PROBLEM TO WORK ON: Read through the data, and wherever a line holds the word "pháp", write that line out.

Web page and app entries:
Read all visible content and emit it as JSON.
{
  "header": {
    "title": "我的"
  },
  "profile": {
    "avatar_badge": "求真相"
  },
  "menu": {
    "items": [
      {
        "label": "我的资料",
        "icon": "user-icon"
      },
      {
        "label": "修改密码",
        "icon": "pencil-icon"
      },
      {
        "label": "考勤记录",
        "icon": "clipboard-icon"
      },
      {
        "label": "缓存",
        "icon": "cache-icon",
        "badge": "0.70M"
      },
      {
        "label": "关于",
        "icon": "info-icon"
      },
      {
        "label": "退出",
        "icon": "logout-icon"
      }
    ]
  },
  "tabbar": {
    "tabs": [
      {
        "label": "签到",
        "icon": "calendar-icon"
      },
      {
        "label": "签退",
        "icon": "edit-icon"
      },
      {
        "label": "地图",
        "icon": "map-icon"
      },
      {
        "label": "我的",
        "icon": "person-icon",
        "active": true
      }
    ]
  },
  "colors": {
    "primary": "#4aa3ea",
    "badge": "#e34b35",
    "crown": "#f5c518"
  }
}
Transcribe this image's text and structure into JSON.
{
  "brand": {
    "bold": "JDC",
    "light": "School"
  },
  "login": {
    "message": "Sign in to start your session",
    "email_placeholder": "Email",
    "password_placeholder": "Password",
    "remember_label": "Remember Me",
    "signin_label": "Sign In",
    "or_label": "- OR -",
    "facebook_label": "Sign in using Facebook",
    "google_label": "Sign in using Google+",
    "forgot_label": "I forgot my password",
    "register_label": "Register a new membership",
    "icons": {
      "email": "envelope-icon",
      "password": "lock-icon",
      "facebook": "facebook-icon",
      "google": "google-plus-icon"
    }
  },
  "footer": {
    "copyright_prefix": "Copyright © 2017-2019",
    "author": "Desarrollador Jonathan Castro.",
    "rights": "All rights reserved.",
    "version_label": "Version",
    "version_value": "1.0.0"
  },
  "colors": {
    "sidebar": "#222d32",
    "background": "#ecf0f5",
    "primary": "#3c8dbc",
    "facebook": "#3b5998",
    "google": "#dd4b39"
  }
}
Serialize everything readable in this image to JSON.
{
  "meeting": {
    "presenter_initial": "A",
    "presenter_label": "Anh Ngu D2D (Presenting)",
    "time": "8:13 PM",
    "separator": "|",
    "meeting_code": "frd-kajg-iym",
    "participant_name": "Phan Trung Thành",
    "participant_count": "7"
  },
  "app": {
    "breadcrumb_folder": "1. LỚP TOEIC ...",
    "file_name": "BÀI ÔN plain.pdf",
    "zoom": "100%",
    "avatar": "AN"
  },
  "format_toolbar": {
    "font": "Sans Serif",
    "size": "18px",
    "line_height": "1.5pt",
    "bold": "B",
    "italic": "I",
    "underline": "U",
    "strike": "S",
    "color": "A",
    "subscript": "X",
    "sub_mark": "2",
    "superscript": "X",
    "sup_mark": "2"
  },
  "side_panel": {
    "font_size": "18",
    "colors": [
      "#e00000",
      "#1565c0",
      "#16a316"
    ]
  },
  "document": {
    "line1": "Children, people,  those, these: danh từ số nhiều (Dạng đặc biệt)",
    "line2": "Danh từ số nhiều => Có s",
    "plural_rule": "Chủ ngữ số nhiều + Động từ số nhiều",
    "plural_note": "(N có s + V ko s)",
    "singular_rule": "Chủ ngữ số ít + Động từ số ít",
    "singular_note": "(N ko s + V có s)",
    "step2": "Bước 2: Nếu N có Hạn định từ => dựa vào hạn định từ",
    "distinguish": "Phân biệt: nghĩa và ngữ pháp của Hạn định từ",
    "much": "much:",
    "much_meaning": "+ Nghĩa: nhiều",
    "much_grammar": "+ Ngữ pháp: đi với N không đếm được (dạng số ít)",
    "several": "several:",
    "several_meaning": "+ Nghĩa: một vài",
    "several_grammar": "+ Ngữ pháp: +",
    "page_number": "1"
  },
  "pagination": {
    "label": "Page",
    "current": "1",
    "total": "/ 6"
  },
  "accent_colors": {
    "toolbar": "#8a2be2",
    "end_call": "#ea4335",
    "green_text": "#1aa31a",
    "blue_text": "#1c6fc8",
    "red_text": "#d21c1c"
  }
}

RESULT OF THE EXERCISE:
    "distinguish": "Phân biệt: nghĩa và ngữ pháp của Hạn định từ",
    "much_grammar": "+ Ngữ pháp: đi với N không đếm được (dạng số ít)",
    "several_grammar": "+ Ngữ pháp: +",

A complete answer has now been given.